- Use a chart when the user will need to detect overall patterns from one or more datasets, or the relationships between those datasets.
- Select a chart type that works for the type of data being visualized. With a time series, for example, a line chart will work well, with time displayed on the x-axis, whereas the vertical arrangement of bars in a horizontal bar chart will not.
- Don’t use a chart when the primary purpose is for the user to compare numerous specific values. Consider using a data table instead.
- Don’t use a single chart to display data from more than 4 series at a time, because the chart will become difficult to decipher, particularly on smaller devices.
Horizontal bar charts

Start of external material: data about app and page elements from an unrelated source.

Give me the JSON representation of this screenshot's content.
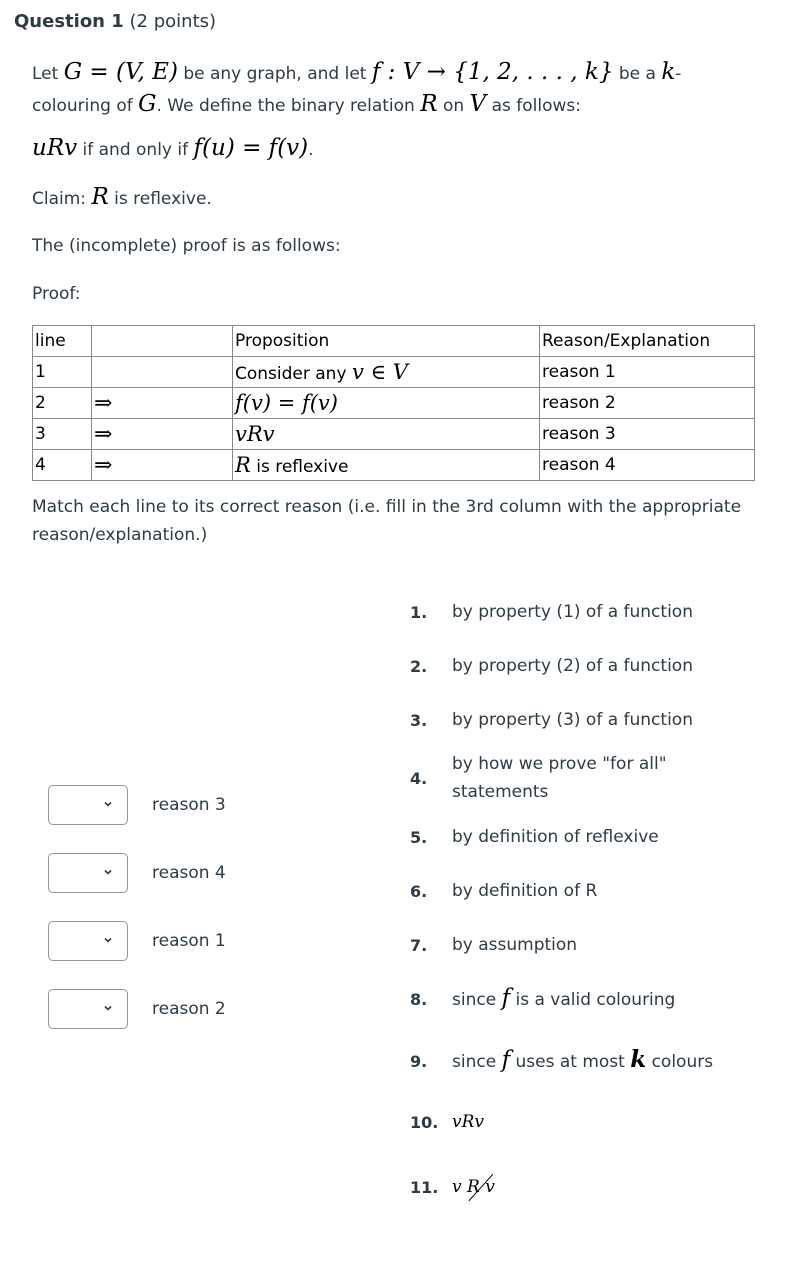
{
  "question": {
    "title": "Question 1",
    "points": "(2 points)"
  },
  "intro": {
    "t1": "Let ",
    "m_G_eq": "G = (V, E)",
    "t2": " be any graph, and let ",
    "m_f": "f : V → {1, 2, . . . , k}",
    "t3": " be a ",
    "m_k": "k",
    "t4": "-colouring of ",
    "m_G": "G",
    "t5": ". We define the binary relation ",
    "m_R": "R",
    "t6": " on ",
    "m_V": "V",
    "t7": " as follows:"
  },
  "definition": {
    "m_uRv": "uRv",
    "t1": " if and only if ",
    "m_eq": "f(u) = f(v)",
    "t2": "."
  },
  "claim": {
    "t1": "Claim: ",
    "m_R": "R",
    "t2": " is reflexive."
  },
  "incomplete_text": "The (incomplete) proof is as follows:",
  "proof_label": "Proof:",
  "proof_table": {
    "headers": [
      "line",
      "",
      "Proposition",
      "Reason/Explanation"
    ],
    "rows": [
      {
        "line": "1",
        "arrow": "",
        "prop_text": "Consider any ",
        "prop_math": "v ∈ V",
        "reason": "reason 1"
      },
      {
        "line": "2",
        "arrow": "⇒",
        "prop_text": "",
        "prop_math": "f(v) = f(v)",
        "reason": "reason 2"
      },
      {
        "line": "3",
        "arrow": "⇒",
        "prop_text": "",
        "prop_math": "vRv",
        "reason": "reason 3"
      },
      {
        "line": "4",
        "arrow": "⇒",
        "prop_math": "R",
        "prop_text": " is reflexive",
        "reason": "reason 4"
      }
    ]
  },
  "instructions": "Match each line to its correct reason (i.e. fill in the 3rd column with the appropriate reason/explanation.)",
  "matches": [
    {
      "label": "reason 3",
      "selected": ""
    },
    {
      "label": "reason 4",
      "selected": ""
    },
    {
      "label": "reason 1",
      "selected": ""
    },
    {
      "label": "reason 2",
      "selected": ""
    }
  ],
  "answers": [
    {
      "num": "1.",
      "text": "by property (1) of a function"
    },
    {
      "num": "2.",
      "text": "by property (2) of a function"
    },
    {
      "num": "3.",
      "text": "by property (3) of a function"
    },
    {
      "num": "4.",
      "text": "by how we prove \"for all\" statements"
    },
    {
      "num": "5.",
      "text": "by definition of reflexive"
    },
    {
      "num": "6.",
      "text": "by definition of R"
    },
    {
      "num": "7.",
      "text": "by assumption"
    },
    {
      "num": "8.",
      "t1": "since ",
      "m": "f",
      "t2": " is a valid colouring"
    },
    {
      "num": "9.",
      "t1": "since ",
      "m": "f",
      "t2": " uses at most ",
      "m2": "k",
      "t3": " colours"
    },
    {
      "num": "10.",
      "m": "vRv"
    },
    {
      "num": "11.",
      "m_a": "v ",
      "m_b": "R",
      "m_c": " v",
      "note": "v not-R v (R struck through)"
    }
  ]
}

These charts display horizontal bars aligned to the y-axis. The bars are used to represent discrete quantities or amounts.
Compared with column charts (see below), horizontal bar charts have more space available for their item labels, so they’re great for visualizing discrete values when data labels are long (for example, product names).
- Use to represent measurements for discrete items.
- Use for items that have long label names, because the y-axis labels can expand.
- Don’t use to display time-based data, because time values are usually demarcated from left-to-right along the x-axis, but here the x-axis is used to show the value of each chart item.
These charts use vertical bars to represent quantities and amounts. With their side-by-side arrangement of columns, they can be used to illustrate changes in values over time. The horizontal spacing between each column (or cluster) serves to reinforce the distinctness of each chart item or group. Please note that the y-axis baseline always starts at 0, with positive values appearing above and negative values below.
- Use for comparing values from non-time series datasets.
- Can be used instead of a line chart for time series data when it is either 1) more important to see the value of each item than the overall shape of the data or 2) the dataset is missing values which would create gaps in a line chart.
- Don’t use with extremely large data sets, because the columns will be too narrow to accurately differentiate or easily select; use a line chart instead.
- Don’t use when the x-axis labels become truncated; use a horizontal bar chart instead (only for non-time series datasets).
Stacked Column charts
The stacked column chart is an extension of the column chart, and is great for showing the total of a group as well as the different categories within the whole that make up the total. This chart works well when the focus of the chart is to compare the totals and one part, or category, of the total.
There are two selection variations for the stacked column chart. Single selection is where a single column can be selected as a whole to view the total sum along with the total of each category.
This variation allows for one category, or series, of the column to be selected and compared. App teams should select which option works best for their data set and use case.
- Use when it is important to compare individual groups that are part of a whole.
- Use to show how a larger category is divided into smaller categories and what the relationship of each part has on the total amount.
- Don’t use with large data sets, because the categories within the column will be too small to effectively see the patterns in the data.
- Don’t use this chart when you can have negative values as there is no way to show negative spaces in a positive column.
Line charts use straight lines connecting points plotted in 2-D space to represent data and trends. They are useful for showing the change in values (continuous or discrete) over time.
- Use to display a trend in the data, because the connections between the datapoints provides an overall shape to the dataset.
- Don’t use for data sets when the values along the x-axis are unrelated, because the line may imply a trend that does not exist.
- Don’t use when the dataset is missing several values, because breaks will appear in the line; use a column chart instead.
Combination (or “combo”) charts are a combination of column and line charts. They can be used to display changes in discrete values over time compared to a measurement like a mean, target, or expected value.
- Use when it is important to directly compare two different series that use the same measure (y-axis). A two-series column or horizontal bar chart can also be used, depending on the dataset.
- Because combo charts rely on line charts, the dataset should either be a time series or involve the ranking of items.
- Don’t use for data sets when the values along the x-axis are unrelated, because the line chart may imply a trend that does not exist.
A waterfall chart uses columns to visualize the cumulative effect of increases and decreases of a set of data. The height and color of the columns are determined by the values. The value will be displayed by selecting a single column. The legend of a waterfall chart will always display the corresponding colors to indicate an increase, decrease or total.
Use to display a sequential data set.
Use contrasting colors to highlight differences in values.
Do not use to compare data sets.